Data for this task =>
+++

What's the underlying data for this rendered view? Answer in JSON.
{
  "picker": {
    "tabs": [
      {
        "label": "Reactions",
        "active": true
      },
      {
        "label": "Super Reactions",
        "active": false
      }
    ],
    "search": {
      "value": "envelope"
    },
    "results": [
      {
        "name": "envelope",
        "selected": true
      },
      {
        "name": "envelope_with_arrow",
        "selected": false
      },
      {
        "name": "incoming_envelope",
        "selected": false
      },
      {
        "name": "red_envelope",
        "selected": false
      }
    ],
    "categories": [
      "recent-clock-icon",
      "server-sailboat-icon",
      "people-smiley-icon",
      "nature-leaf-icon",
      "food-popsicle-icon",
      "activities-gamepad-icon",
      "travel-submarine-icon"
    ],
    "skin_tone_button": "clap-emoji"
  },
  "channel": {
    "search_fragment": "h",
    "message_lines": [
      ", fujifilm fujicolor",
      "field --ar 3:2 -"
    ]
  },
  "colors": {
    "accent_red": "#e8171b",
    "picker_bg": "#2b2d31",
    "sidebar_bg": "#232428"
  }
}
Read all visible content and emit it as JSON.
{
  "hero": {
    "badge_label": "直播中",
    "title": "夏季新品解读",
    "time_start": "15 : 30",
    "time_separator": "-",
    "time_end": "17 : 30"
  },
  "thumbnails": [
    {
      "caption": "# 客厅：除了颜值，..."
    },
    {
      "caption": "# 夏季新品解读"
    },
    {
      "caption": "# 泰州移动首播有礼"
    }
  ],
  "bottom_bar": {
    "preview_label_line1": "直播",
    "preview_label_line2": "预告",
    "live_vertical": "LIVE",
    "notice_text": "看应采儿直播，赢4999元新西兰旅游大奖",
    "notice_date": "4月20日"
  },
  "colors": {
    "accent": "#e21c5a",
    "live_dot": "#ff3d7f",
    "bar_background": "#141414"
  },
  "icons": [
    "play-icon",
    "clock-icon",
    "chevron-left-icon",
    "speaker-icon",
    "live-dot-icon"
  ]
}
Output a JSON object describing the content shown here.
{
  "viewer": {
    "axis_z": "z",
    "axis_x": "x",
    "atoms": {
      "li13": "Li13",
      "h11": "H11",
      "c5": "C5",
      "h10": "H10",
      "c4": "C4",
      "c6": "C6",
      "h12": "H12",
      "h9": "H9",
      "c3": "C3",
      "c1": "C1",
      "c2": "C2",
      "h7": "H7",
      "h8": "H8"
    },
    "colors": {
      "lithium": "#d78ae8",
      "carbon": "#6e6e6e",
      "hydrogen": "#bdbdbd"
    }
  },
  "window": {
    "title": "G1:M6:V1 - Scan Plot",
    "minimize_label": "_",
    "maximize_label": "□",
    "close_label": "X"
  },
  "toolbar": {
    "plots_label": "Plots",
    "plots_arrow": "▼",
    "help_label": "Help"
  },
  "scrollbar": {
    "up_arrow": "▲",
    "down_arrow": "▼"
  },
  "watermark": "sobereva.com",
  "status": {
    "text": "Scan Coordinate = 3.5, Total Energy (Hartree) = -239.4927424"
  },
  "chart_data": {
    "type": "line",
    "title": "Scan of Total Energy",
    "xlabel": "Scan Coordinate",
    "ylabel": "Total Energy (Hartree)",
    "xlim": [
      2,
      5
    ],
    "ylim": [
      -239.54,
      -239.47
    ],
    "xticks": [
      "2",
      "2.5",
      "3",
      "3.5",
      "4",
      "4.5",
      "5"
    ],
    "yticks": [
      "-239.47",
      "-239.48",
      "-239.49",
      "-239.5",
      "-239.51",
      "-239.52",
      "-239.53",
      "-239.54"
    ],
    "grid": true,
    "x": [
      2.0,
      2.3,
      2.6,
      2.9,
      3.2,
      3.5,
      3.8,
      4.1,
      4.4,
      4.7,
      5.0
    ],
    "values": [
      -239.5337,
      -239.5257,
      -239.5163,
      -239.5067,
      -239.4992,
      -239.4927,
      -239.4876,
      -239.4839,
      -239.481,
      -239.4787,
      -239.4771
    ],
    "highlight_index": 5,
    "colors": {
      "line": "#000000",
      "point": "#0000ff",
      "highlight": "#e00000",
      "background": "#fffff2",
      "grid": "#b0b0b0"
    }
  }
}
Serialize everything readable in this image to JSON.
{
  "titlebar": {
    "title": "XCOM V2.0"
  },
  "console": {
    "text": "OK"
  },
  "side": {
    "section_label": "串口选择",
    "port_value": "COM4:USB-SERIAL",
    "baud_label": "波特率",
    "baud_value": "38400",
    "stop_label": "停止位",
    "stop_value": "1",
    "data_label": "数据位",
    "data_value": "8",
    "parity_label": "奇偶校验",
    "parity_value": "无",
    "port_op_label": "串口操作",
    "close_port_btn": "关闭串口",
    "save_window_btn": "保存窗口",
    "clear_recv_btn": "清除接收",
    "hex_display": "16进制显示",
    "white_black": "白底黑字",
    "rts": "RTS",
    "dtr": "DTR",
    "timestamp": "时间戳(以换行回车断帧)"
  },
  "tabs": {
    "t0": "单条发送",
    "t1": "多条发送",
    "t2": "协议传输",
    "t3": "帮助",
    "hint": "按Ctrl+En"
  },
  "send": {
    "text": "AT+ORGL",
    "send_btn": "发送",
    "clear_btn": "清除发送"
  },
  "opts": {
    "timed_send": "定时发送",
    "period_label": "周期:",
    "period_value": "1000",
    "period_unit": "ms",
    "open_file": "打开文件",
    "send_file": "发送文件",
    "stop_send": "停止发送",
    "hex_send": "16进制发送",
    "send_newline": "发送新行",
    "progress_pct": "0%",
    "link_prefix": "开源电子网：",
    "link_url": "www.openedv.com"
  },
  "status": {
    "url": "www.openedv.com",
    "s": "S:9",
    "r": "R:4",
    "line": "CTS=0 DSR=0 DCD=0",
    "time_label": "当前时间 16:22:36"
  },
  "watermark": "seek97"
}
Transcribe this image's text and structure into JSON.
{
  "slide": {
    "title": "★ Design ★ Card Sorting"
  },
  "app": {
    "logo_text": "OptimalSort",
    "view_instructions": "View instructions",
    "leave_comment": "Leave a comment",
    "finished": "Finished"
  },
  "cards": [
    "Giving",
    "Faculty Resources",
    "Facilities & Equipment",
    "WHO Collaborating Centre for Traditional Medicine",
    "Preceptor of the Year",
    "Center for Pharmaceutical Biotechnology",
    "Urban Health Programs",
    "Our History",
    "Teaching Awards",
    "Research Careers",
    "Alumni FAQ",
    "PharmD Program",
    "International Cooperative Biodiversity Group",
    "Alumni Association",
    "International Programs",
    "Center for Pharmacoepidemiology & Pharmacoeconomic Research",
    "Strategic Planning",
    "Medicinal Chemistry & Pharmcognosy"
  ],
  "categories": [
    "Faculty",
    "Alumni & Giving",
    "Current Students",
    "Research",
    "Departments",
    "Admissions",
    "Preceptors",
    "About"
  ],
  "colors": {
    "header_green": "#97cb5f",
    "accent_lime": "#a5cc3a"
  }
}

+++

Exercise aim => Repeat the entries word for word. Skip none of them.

Answer to this task =>
What's the underlying data for this rendered view? Answer in JSON.
{
  "picker": {
    "tabs": [
      {
        "label": "Reactions",
        "active": true
      },
      {
        "label": "Super Reactions",
        "active": false
      }
    ],
    "search": {
      "value": "envelope"
    },
    "results": [
      {
        "name": "envelope",
        "selected": true
      },
      {
        "name": "envelope_with_arrow",
        "selected": false
      },
      {
        "name": "incoming_envelope",
        "selected": false
      },
      {
        "name": "red_envelope",
        "selected": false
      }
    ],
    "categories": [
      "recent-clock-icon",
      "server-sailboat-icon",
      "people-smiley-icon",
      "nature-leaf-icon",
      "food-popsicle-icon",
      "activities-gamepad-icon",
      "travel-submarine-icon"
    ],
    "skin_tone_button": "clap-emoji"
  },
  "channel": {
    "search_fragment": "h",
    "message_lines": [
      ", fujifilm fujicolor",
      "field --ar 3:2 -"
    ]
  },
  "colors": {
    "accent_red": "#e8171b",
    "picker_bg": "#2b2d31",
    "sidebar_bg": "#232428"
  }
}
Read all visible content and emit it as JSON.
{
  "hero": {
    "badge_label": "直播中",
    "title": "夏季新品解读",
    "time_start": "15 : 30",
    "time_separator": "-",
    "time_end": "17 : 30"
  },
  "thumbnails": [
    {
      "caption": "# 客厅：除了颜值，..."
    },
    {
      "caption": "# 夏季新品解读"
    },
    {
      "caption": "# 泰州移动首播有礼"
    }
  ],
  "bottom_bar": {
    "preview_label_line1": "直播",
    "preview_label_line2": "预告",
    "live_vertical": "LIVE",
    "notice_text": "看应采儿直播，赢4999元新西兰旅游大奖",
    "notice_date": "4月20日"
  },
  "colors": {
    "accent": "#e21c5a",
    "live_dot": "#ff3d7f",
    "bar_background": "#141414"
  },
  "icons": [
    "play-icon",
    "clock-icon",
    "chevron-left-icon",
    "speaker-icon",
    "live-dot-icon"
  ]
}
Output a JSON object describing the content shown here.
{
  "viewer": {
    "axis_z": "z",
    "axis_x": "x",
    "atoms": {
      "li13": "Li13",
      "h11": "H11",
      "c5": "C5",
      "h10": "H10",
      "c4": "C4",
      "c6": "C6",
      "h12": "H12",
      "h9": "H9",
      "c3": "C3",
      "c1": "C1",
      "c2": "C2",
      "h7": "H7",
      "h8": "H8"
    },
    "colors": {
      "lithium": "#d78ae8",
      "carbon": "#6e6e6e",
      "hydrogen": "#bdbdbd"
    }
  },
  "window": {
    "title": "G1:M6:V1 - Scan Plot",
    "minimize_label": "_",
    "maximize_label": "□",
    "close_label": "X"
  },
  "toolbar": {
    "plots_label": "Plots",
    "plots_arrow": "▼",
    "help_label": "Help"
  },
  "scrollbar": {
    "up_arrow": "▲",
    "down_arrow": "▼"
  },
  "watermark": "sobereva.com",
  "status": {
    "text": "Scan Coordinate = 3.5, Total Energy (Hartree) = -239.4927424"
  },
  "chart_data": {
    "type": "line",
    "title": "Scan of Total Energy",
    "xlabel": "Scan Coordinate",
    "ylabel": "Total Energy (Hartree)",
    "xlim": [
      2,
      5
    ],
    "ylim": [
      -239.54,
      -239.47
    ],
    "xticks": [
      "2",
      "2.5",
      "3",
      "3.5",
      "4",
      "4.5",
      "5"
    ],
    "yticks": [
      "-239.47",
      "-239.48",
      "-239.49",
      "-239.5",
      "-239.51",
      "-239.52",
      "-239.53",
      "-239.54"
    ],
    "grid": true,
    "x": [
      2.0,
      2.3,
      2.6,
      2.9,
      3.2,
      3.5,
      3.8,
      4.1,
      4.4,
      4.7,
      5.0
    ],
    "values": [
      -239.5337,
      -239.5257,
      -239.5163,
      -239.5067,
      -239.4992,
      -239.4927,
      -239.4876,
      -239.4839,
      -239.481,
      -239.4787,
      -239.4771
    ],
    "highlight_index": 5,
    "colors": {
      "line": "#000000",
      "point": "#0000ff",
      "highlight": "#e00000",
      "background": "#fffff2",
      "grid": "#b0b0b0"
    }
  }
}
Serialize everything readable in this image to JSON.
{
  "titlebar": {
    "title": "XCOM V2.0"
  },
  "console": {
    "text": "OK"
  },
  "side": {
    "section_label": "串口选择",
    "port_value": "COM4:USB-SERIAL",
    "baud_label": "波特率",
    "baud_value": "38400",
    "stop_label": "停止位",
    "stop_value": "1",
    "data_label": "数据位",
    "data_value": "8",
    "parity_label": "奇偶校验",
    "parity_value": "无",
    "port_op_label": "串口操作",
    "close_port_btn": "关闭串口",
    "save_window_btn": "保存窗口",
    "clear_recv_btn": "清除接收",
    "hex_display": "16进制显示",
    "white_black": "白底黑字",
    "rts": "RTS",
    "dtr": "DTR",
    "timestamp": "时间戳(以换行回车断帧)"
  },
  "tabs": {
    "t0": "单条发送",
    "t1": "多条发送",
    "t2": "协议传输",
    "t3": "帮助",
    "hint": "按Ctrl+En"
  },
  "send": {
    "text": "AT+ORGL",
    "send_btn": "发送",
    "clear_btn": "清除发送"
  },
  "opts": {
    "timed_send": "定时发送",
    "period_label": "周期:",
    "period_value": "1000",
    "period_unit": "ms",
    "open_file": "打开文件",
    "send_file": "发送文件",
    "stop_send": "停止发送",
    "hex_send": "16进制发送",
    "send_newline": "发送新行",
    "progress_pct": "0%",
    "link_prefix": "开源电子网：",
    "link_url": "www.openedv.com"
  },
  "status": {
    "url": "www.openedv.com",
    "s": "S:9",
    "r": "R:4",
    "line": "CTS=0 DSR=0 DCD=0",
    "time_label": "当前时间 16:22:36"
  },
  "watermark": "seek97"
}
Transcribe this image's text and structure into JSON.
{
  "slide": {
    "title": "★ Design ★ Card Sorting"
  },
  "app": {
    "logo_text": "OptimalSort",
    "view_instructions": "View instructions",
    "leave_comment": "Leave a comment",
    "finished": "Finished"
  },
  "cards": [
    "Giving",
    "Faculty Resources",
    "Facilities & Equipment",
    "WHO Collaborating Centre for Traditional Medicine",
    "Preceptor of the Year",
    "Center for Pharmaceutical Biotechnology",
    "Urban Health Programs",
    "Our History",
    "Teaching Awards",
    "Research Careers",
    "Alumni FAQ",
    "PharmD Program",
    "International Cooperative Biodiversity Group",
    "Alumni Association",
    "International Programs",
    "Center for Pharmacoepidemiology & Pharmacoeconomic Research",
    "Strategic Planning",
    "Medicinal Chemistry & Pharmcognosy"
  ],
  "categories": [
    "Faculty",
    "Alumni & Giving",
    "Current Students",
    "Research",
    "Departments",
    "Admissions",
    "Preceptors",
    "About"
  ],
  "colors": {
    "header_green": "#97cb5f",
    "accent_lime": "#a5cc3a"
  }
}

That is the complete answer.